Element data from apps and pages:
◆ ◆ ◆ ◆ ◆

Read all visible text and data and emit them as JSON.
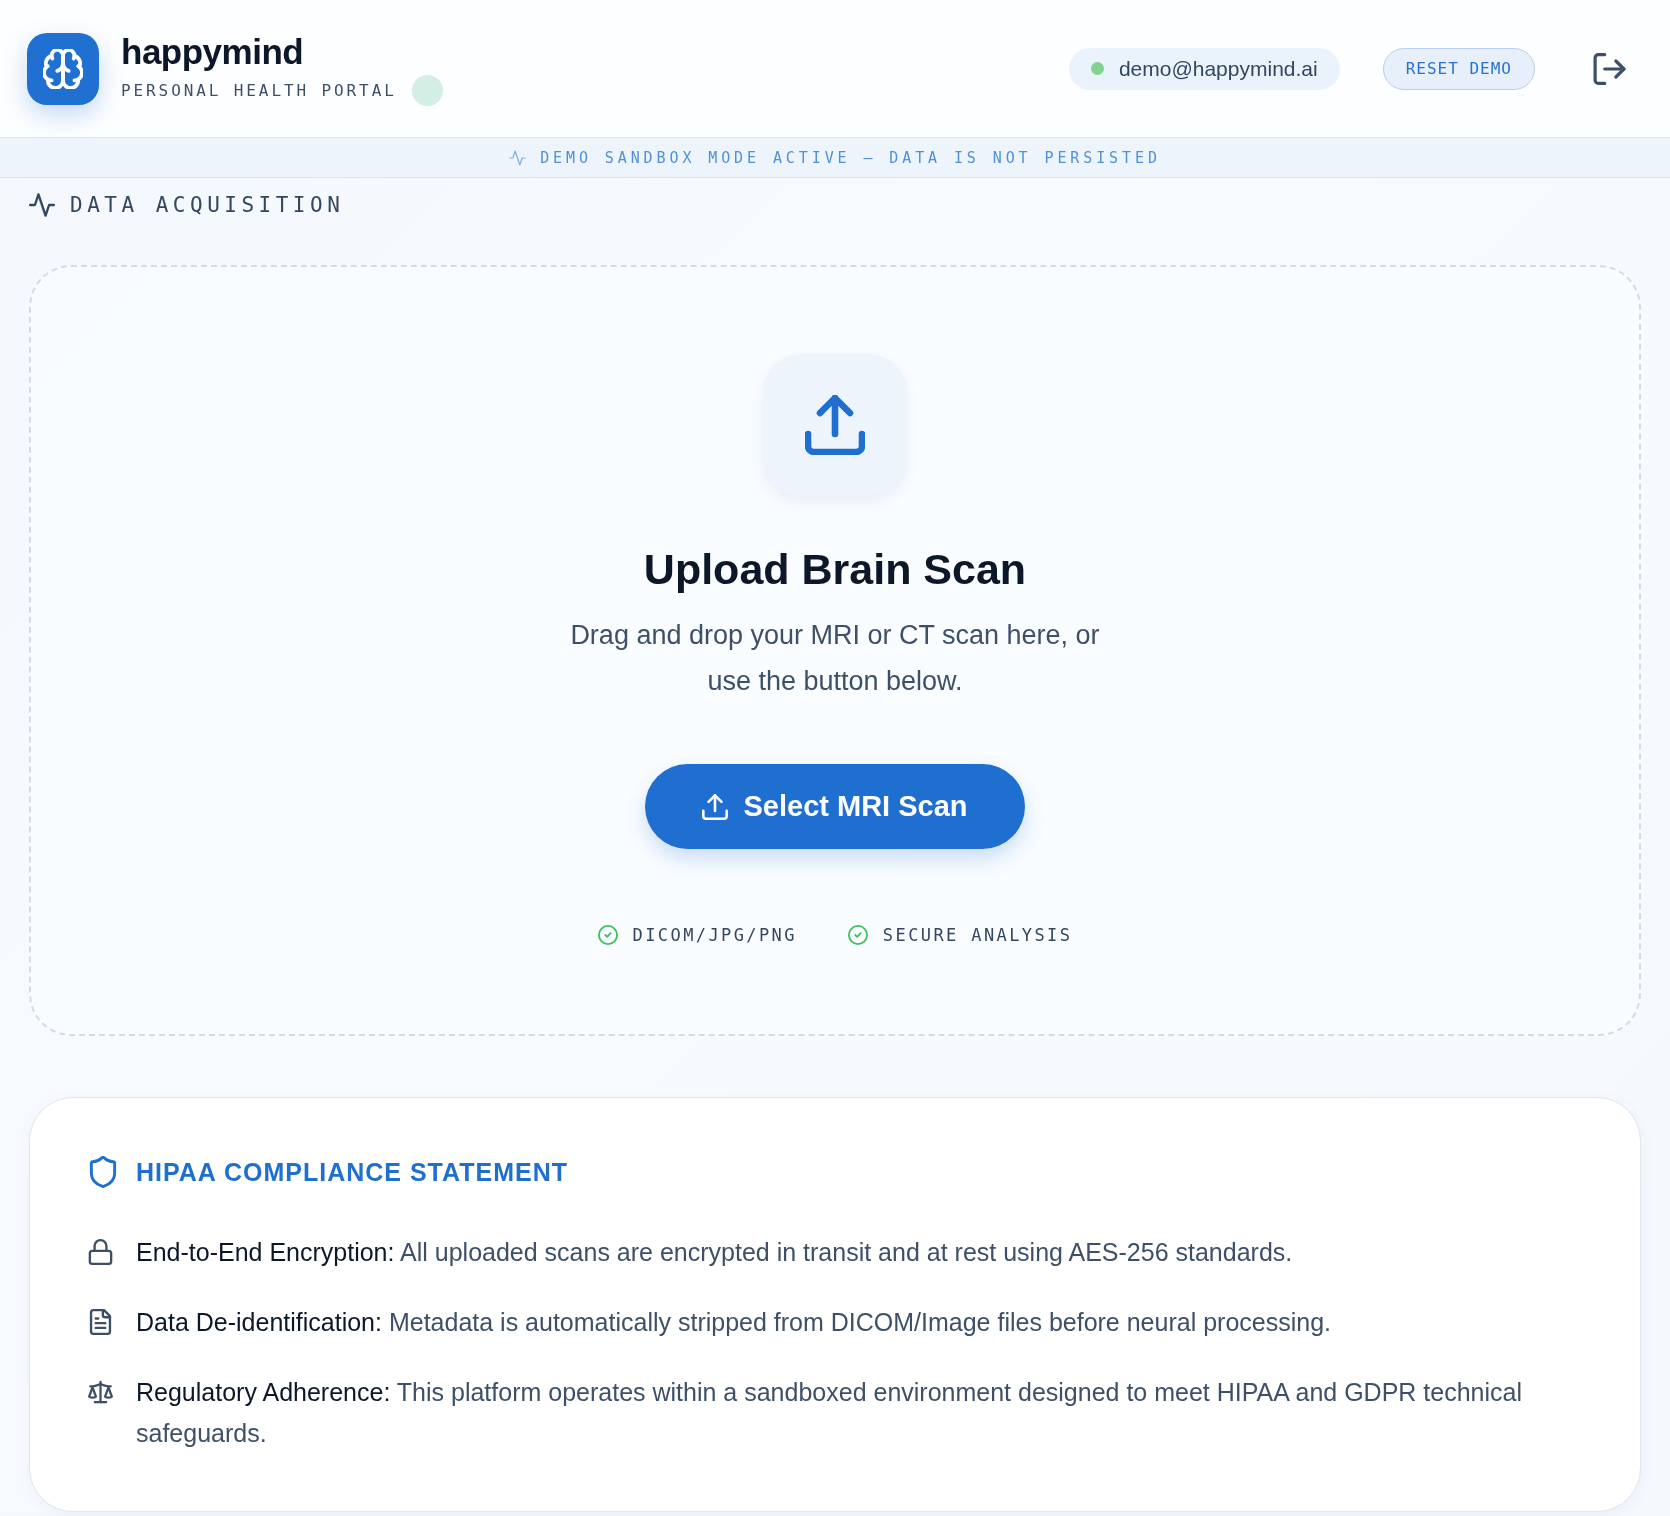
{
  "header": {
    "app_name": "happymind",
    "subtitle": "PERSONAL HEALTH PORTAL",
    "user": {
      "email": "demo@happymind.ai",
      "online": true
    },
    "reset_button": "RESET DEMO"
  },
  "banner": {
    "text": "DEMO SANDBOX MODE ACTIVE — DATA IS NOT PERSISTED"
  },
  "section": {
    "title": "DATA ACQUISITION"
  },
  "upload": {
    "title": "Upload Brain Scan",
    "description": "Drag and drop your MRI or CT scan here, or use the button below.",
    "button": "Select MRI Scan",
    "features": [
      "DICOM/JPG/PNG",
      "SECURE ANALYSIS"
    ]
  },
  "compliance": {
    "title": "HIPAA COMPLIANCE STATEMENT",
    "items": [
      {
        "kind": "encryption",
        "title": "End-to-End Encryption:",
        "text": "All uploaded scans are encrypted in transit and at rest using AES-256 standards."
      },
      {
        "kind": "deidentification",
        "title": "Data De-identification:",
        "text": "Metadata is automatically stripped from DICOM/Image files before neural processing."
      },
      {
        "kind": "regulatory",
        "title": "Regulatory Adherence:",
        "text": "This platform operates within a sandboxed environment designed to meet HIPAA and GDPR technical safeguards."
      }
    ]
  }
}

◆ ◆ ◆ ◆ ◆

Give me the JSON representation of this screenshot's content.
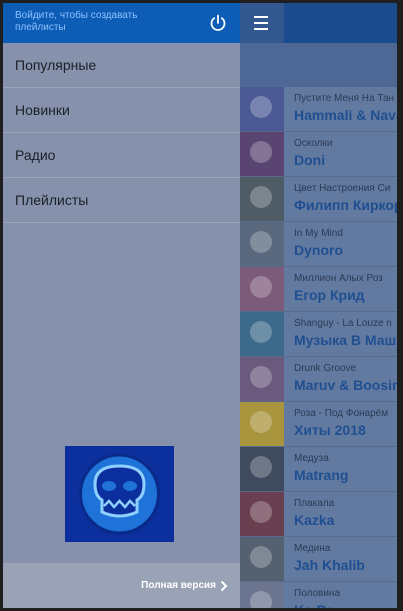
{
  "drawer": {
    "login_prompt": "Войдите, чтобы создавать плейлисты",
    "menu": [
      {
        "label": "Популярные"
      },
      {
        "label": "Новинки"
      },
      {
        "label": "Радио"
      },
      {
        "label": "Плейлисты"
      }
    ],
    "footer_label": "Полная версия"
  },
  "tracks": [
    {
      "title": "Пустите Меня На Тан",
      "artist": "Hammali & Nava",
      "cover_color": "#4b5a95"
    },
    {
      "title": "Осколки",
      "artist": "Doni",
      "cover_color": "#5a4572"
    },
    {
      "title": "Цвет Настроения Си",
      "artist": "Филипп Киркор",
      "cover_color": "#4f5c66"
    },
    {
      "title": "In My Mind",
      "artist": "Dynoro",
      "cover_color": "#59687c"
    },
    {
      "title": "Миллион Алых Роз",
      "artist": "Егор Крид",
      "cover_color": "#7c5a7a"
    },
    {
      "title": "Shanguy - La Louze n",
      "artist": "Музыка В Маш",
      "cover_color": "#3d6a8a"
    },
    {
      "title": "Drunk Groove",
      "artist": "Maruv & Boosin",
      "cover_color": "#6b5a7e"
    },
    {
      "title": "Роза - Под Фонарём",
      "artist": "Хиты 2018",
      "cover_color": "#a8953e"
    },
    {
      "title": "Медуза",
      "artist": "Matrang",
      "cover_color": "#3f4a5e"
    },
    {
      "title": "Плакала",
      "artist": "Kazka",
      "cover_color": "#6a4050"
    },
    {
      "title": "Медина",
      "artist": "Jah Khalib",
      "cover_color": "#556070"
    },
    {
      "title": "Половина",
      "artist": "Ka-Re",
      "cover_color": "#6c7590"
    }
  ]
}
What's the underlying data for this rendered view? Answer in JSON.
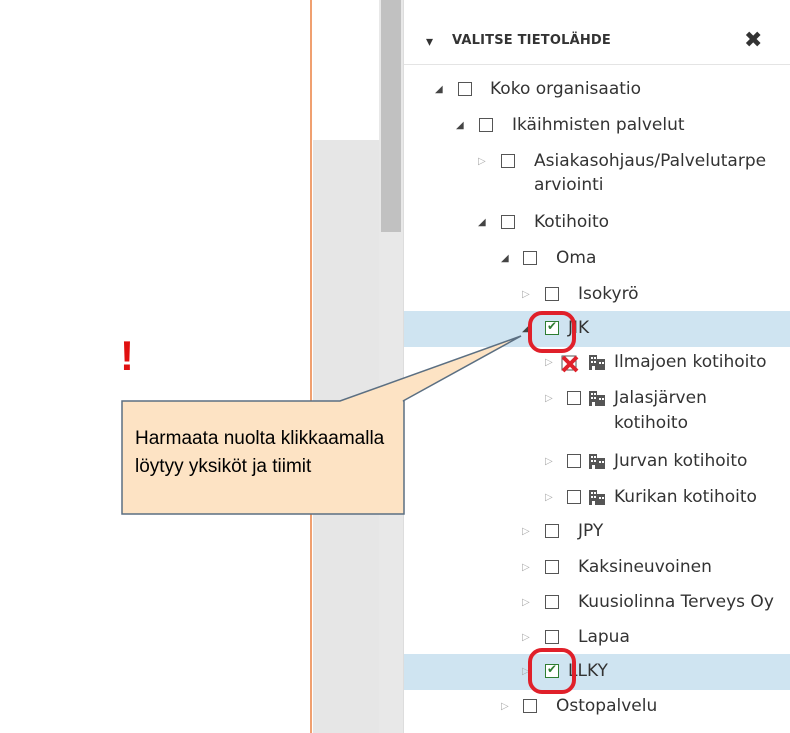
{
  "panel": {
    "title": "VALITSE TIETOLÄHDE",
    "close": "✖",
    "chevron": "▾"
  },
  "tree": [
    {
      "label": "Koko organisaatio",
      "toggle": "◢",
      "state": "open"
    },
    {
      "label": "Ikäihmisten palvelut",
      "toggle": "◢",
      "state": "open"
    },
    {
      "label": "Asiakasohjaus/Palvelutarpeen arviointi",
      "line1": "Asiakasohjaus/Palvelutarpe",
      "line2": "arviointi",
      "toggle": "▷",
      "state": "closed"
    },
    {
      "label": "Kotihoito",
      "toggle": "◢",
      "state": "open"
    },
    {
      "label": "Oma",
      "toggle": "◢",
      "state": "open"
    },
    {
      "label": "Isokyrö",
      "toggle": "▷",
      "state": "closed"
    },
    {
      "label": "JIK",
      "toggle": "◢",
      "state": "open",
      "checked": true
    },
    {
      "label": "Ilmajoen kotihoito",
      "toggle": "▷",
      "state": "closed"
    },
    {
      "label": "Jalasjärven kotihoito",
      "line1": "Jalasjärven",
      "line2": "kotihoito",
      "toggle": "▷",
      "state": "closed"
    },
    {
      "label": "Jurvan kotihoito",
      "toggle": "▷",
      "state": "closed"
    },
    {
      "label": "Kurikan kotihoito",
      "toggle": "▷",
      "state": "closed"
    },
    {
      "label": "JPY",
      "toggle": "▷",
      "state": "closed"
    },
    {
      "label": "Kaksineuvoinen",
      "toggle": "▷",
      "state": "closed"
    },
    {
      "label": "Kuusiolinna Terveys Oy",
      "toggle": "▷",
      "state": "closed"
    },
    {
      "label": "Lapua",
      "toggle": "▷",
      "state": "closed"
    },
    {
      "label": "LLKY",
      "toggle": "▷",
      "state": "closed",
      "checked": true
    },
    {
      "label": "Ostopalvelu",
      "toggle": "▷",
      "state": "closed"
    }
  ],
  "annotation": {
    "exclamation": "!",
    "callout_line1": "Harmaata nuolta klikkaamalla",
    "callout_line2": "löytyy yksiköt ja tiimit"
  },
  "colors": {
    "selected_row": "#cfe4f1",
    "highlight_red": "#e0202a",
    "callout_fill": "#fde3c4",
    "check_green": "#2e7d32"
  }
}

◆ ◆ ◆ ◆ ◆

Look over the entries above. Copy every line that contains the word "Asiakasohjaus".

      "label": "Asiakasohjaus/Palvelutarpeen arviointi",
      "line1": "Asiakasohjaus/Palvelutarpe",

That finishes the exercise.